Friday, November 07, 2014
By Rose Bouboushian
(CN) - A new regulation that requires for-profit colleges to prepare
students for "gainful employment" will "needlessly harm millions," a
trade group alleges in Federal Court.
The Association of Private
Sector Colleges and Universities, a voluntary association of about
1,400 accredited, private postsecondary schools, filed suit Thursday in
Washington, D.C., against the U.S. Department of Education, challenging
the newly adopted, so-called "gainful employment" rule.
schools that belong to the APSCU "support lawful, rational regulations
governing financial aid, but the challenged regulations are neither
lawful nor rational," the complaint states. "Rather, they are
unconstitutional; contrary to Title IV of the Higher Education Act of
1985, as amended; arbitrary and capricious; and otherwise in violation
of the" Administrative Procedure Act.
Adopted on Oct. 31, the
regulations "exceed the [Education] Department's statutory authority and
depart from settled principles of agency rulemaking," the association
"The department has already tried and failed to
construct a regulatory regime on the basis of the same statutory phrase
it invokes now - 'prepare students for gainful employment in a
recognized occupation' - in a set of rules it promulgated in 2010 and
2011," the complaint states. "That fruitless attempt spanned several
years; left policymakers, schools, and their students facing
uncertainty; and needlessly imposed costs on taxpayers."
But a federal judge in Washington struck
that attempt down in 2012 "because a central feature of those
regulations - the loan repayment rate test - lacked any reasoned basis,"
the association claims.
"Instead of correcting the flaws that
rendered its 2011 rule invalid, the department's new rule only repeats
and exacerbates them," the complaint continues. "The department has
since conceded that there was no reasoned basis for its loan repayment
rate test, admitting that it 'has found no expert studies or industry
practice,' nor any other alternative support."
association says that, "for close to 50 years, Congress has required by
statute that certain postsecondary educational programs must 'prepare
students for gainful employment' in a recognized occupation or
profession to be eligible to participate in Title IV financial aid
"But until the 2011 rulemaking, that phrase was never
understood to mean that a program could only remain eligible for Title
IV funding if its recent graduates who received Title IV aid have
attained a particular level of earnings relative to the amount of debt
that they incurred to attend the program," the complaint continues.
authority for "its far-reaching regulatory test," the APSCU "mistakenly
relies" on a law that essentially says programs need only prepare
students for "a job that pays," the association claims.
the regulations impose massive disincentives on private sector schools
that currently seek to educate low-income, minority, and other
traditionally underserved student populations, because, as an historical
matter, those demographics are widely recognized as most at risk of
failing the department's arbitrary test," the complaint states. "Thus,
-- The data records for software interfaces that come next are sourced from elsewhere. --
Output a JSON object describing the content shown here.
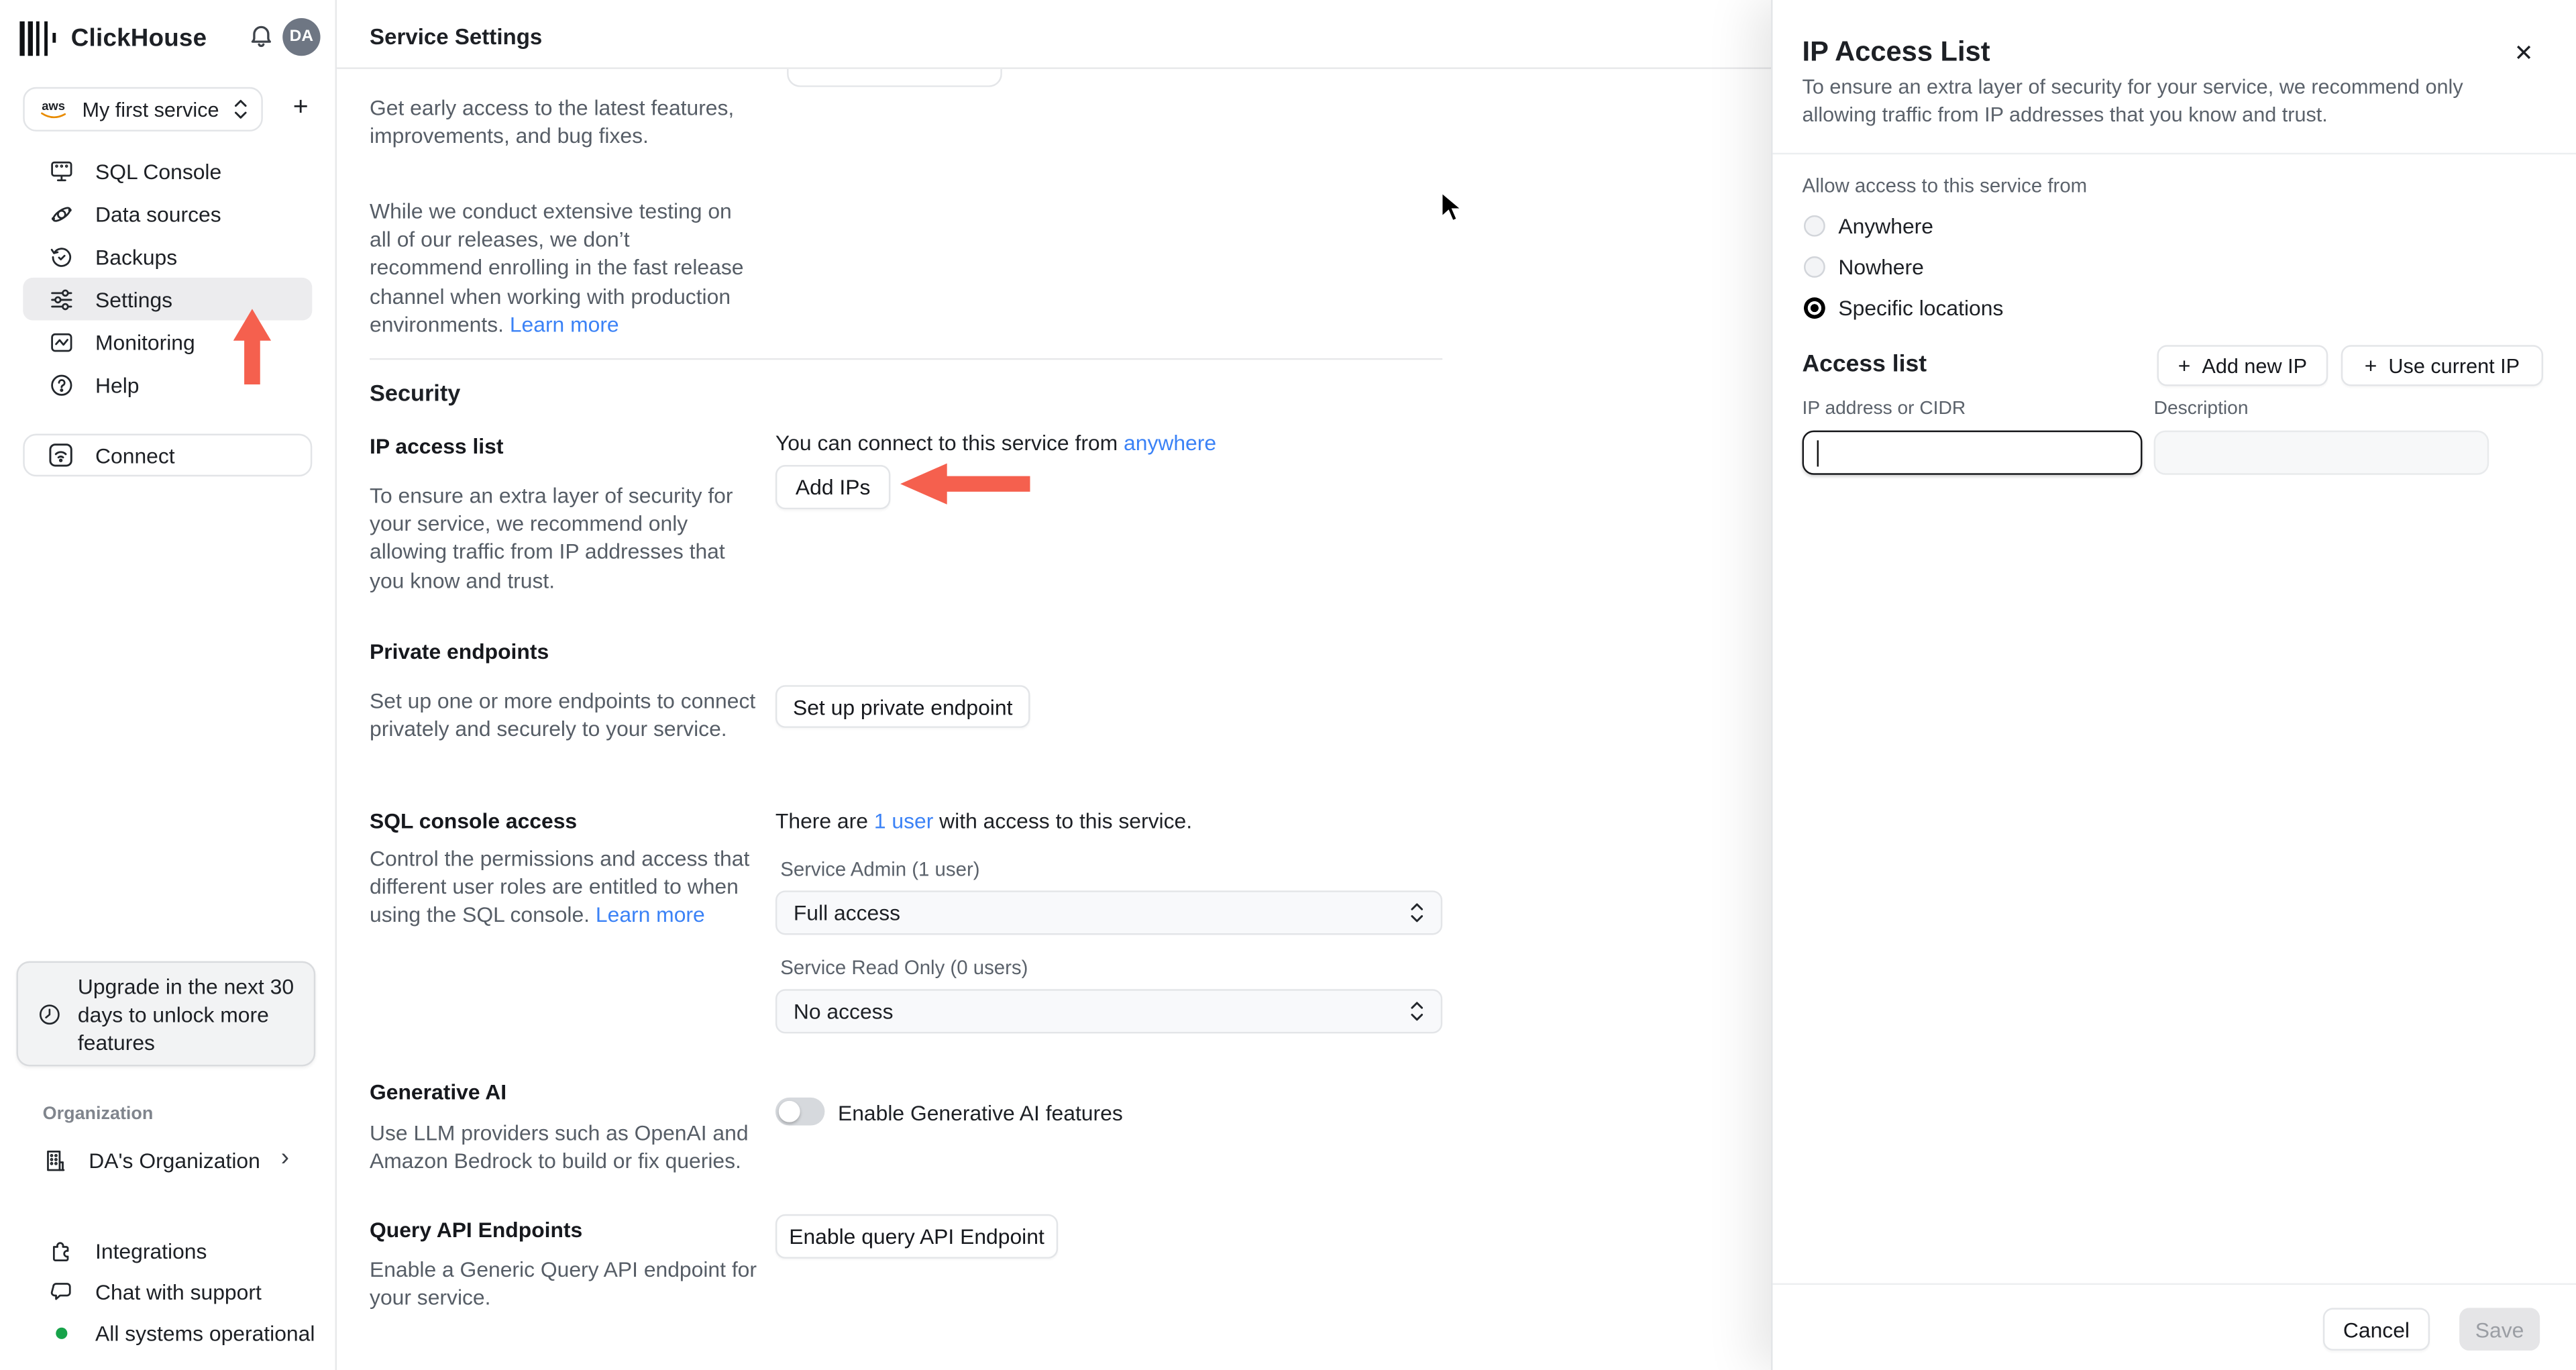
{
  "colors": {
    "accent_arrow_red": "#f5604e",
    "link_blue": "#3b82f6",
    "status_green": "#17a34a",
    "selected_nav_bg": "#ececee"
  },
  "icons": {
    "plus": "+",
    "close": "✕",
    "chevron_right": "›",
    "aws": "aws"
  },
  "sidebar": {
    "brand": "ClickHouse",
    "avatar_initials": "DA",
    "service_selector": {
      "label": "My first service"
    },
    "nav": [
      {
        "label": "SQL Console"
      },
      {
        "label": "Data sources"
      },
      {
        "label": "Backups"
      },
      {
        "label": "Settings"
      },
      {
        "label": "Monitoring"
      },
      {
        "label": "Help"
      }
    ],
    "connect_label": "Connect",
    "upgrade_text": "Upgrade in the next 30 days to unlock more features",
    "organization_label": "Organization",
    "organization_name": "DA's Organization",
    "footer": {
      "integrations": "Integrations",
      "chat": "Chat with support",
      "status": "All systems operational"
    }
  },
  "main": {
    "title": "Service Settings",
    "fast_release": {
      "p1": "Get early access to the latest features, improvements, and bug fixes.",
      "p2": "While we conduct extensive testing on all of our releases, we don’t recommend enrolling in the fast release channel when working with production environments. ",
      "p2_link": "Learn more"
    },
    "security_title": "Security",
    "ip_access_list": {
      "title": "IP access list",
      "desc": "To ensure an extra layer of security for your service, we recommend only allowing traffic from IP addresses that you know and trust.",
      "connect_prefix": "You can connect to this service from ",
      "connect_link": "anywhere",
      "add_ips_label": "Add IPs"
    },
    "private_endpoints": {
      "title": "Private endpoints",
      "desc": "Set up one or more endpoints to connect privately and securely to your service.",
      "button_label": "Set up private endpoint"
    },
    "sql_console_access": {
      "title": "SQL console access",
      "users_prefix": "There are ",
      "users_link": "1 user",
      "users_suffix": " with access to this service.",
      "desc": "Control the permissions and access that different user roles are entitled to when using the SQL console. ",
      "desc_link": "Learn more",
      "admin_label": "Service Admin (1 user)",
      "admin_value": "Full access",
      "readonly_label": "Service Read Only (0 users)",
      "readonly_value": "No access"
    },
    "generative_ai": {
      "title": "Generative AI",
      "toggle_label": "Enable Generative AI features",
      "desc": "Use LLM providers such as OpenAI and Amazon Bedrock to build or fix queries."
    },
    "query_api": {
      "title": "Query API Endpoints",
      "button_label": "Enable query API Endpoint",
      "desc": "Enable a Generic Query API endpoint for your service."
    }
  },
  "panel": {
    "title": "IP Access List",
    "desc": "To ensure an extra layer of security for your service, we recommend only allowing traffic from IP addresses that you know and trust.",
    "allow_label": "Allow access to this service from",
    "radios": [
      {
        "label": "Anywhere",
        "selected": false
      },
      {
        "label": "Nowhere",
        "selected": false
      },
      {
        "label": "Specific locations",
        "selected": true
      }
    ],
    "access_list_title": "Access list",
    "add_new_ip_label": "Add new IP",
    "use_current_ip_label": "Use current IP",
    "ip_field_label": "IP address or CIDR",
    "ip_field_value": "",
    "description_field_label": "Description",
    "description_field_value": "",
    "cancel_label": "Cancel",
    "save_label": "Save"
  }
}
instead of increasing the availability of higher education, the
department's regulations will limit educational opportunities for
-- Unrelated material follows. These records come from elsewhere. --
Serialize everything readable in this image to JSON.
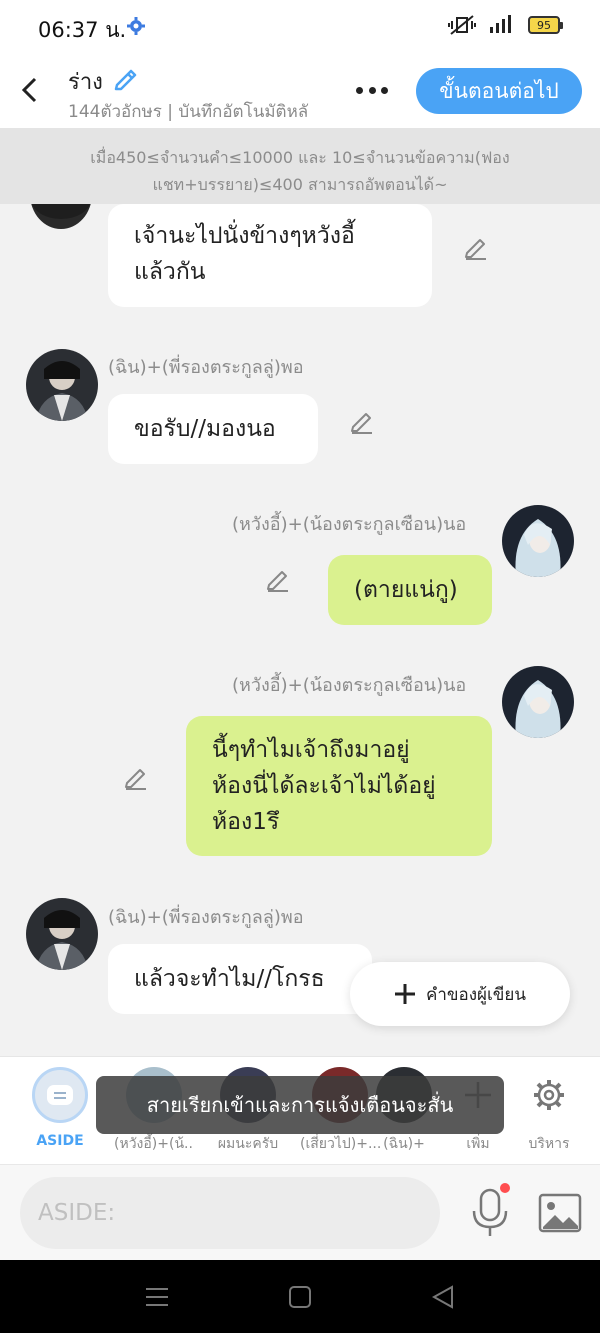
{
  "status": {
    "time": "06:37 น.",
    "battery": "95"
  },
  "header": {
    "title": "ร่าง",
    "subtitle": "144ตัวอักษร | บันทึกอัตโนมัติหลั",
    "next_label": "ขั้นตอนต่อไป"
  },
  "notice": "เมื่อ450≤จำนวนคำ≤10000 และ 10≤จำนวนข้อความ(ฟองแชท+บรรยาย)≤400 สามารถอัพตอนได้~",
  "messages": [
    {
      "text": "เจ้านะไปนั่งข้างๆหวังอี้\nแล้วกัน"
    },
    {
      "name": "(ฉิน)+(พี่รองตระกูลลู่)พอ",
      "text": "ขอรับ//มองนอ"
    },
    {
      "name": "(หวังอี้)+(น้องตระกูลเซือน)นอ",
      "text": "(ตายแน่กู)"
    },
    {
      "name": "(หวังอี้)+(น้องตระกูลเซือน)นอ",
      "text": "นี้ๆทำไมเจ้าถึงมาอยู่\nห้องนี่ได้ละเจ้าไม่ได้อยู่\nห้อง1รึ"
    },
    {
      "name": "(ฉิน)+(พี่รองตระกูลลู่)พอ",
      "text": "แล้วจะทำไม//โกรธ"
    }
  ],
  "fab_label": "คำของผู้เขียน",
  "characters": [
    {
      "label": "ASIDE"
    },
    {
      "label": "(หวังอี้)+(น้..."
    },
    {
      "label": "ผมนะครับ"
    },
    {
      "label": "(เสี่ยวไป)+..."
    },
    {
      "label": "(ฉิน)+"
    },
    {
      "label": "เพิ่ม"
    },
    {
      "label": "บริหาร"
    }
  ],
  "toast": "สายเรียกเข้าและการแจ้งเตือนจะสั่น",
  "input": {
    "placeholder": "ASIDE:"
  },
  "colors": {
    "accent": "#4aa3f5",
    "green_bubble": "#daf18f"
  }
}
traditionally underserved groups - leaving those students with
diminished access to higher education and potentially causing them to
forgo postsecondary education altogether."
insists that "No single, one-size-fits-all statistical test can
accurately measure whether all programs in all fields prepare students
for gainful employment."
It wants the court to declare the regulation unlawful and set it aside.
Douglas Cox and Timothy Hatch with Gibson, Dunn & Crutcher represent the group.
regulation is "so unacceptable and in violation of federal law, that we
were left with no choice but to file suit," Steve Gunderson, the
group's president and CEO, said in a statement. "If successful, our suit
will protect student access and opportunity to higher education at a
time when the U.S. Department of Education seems interested in limiting
choices for students by closing private sector programs."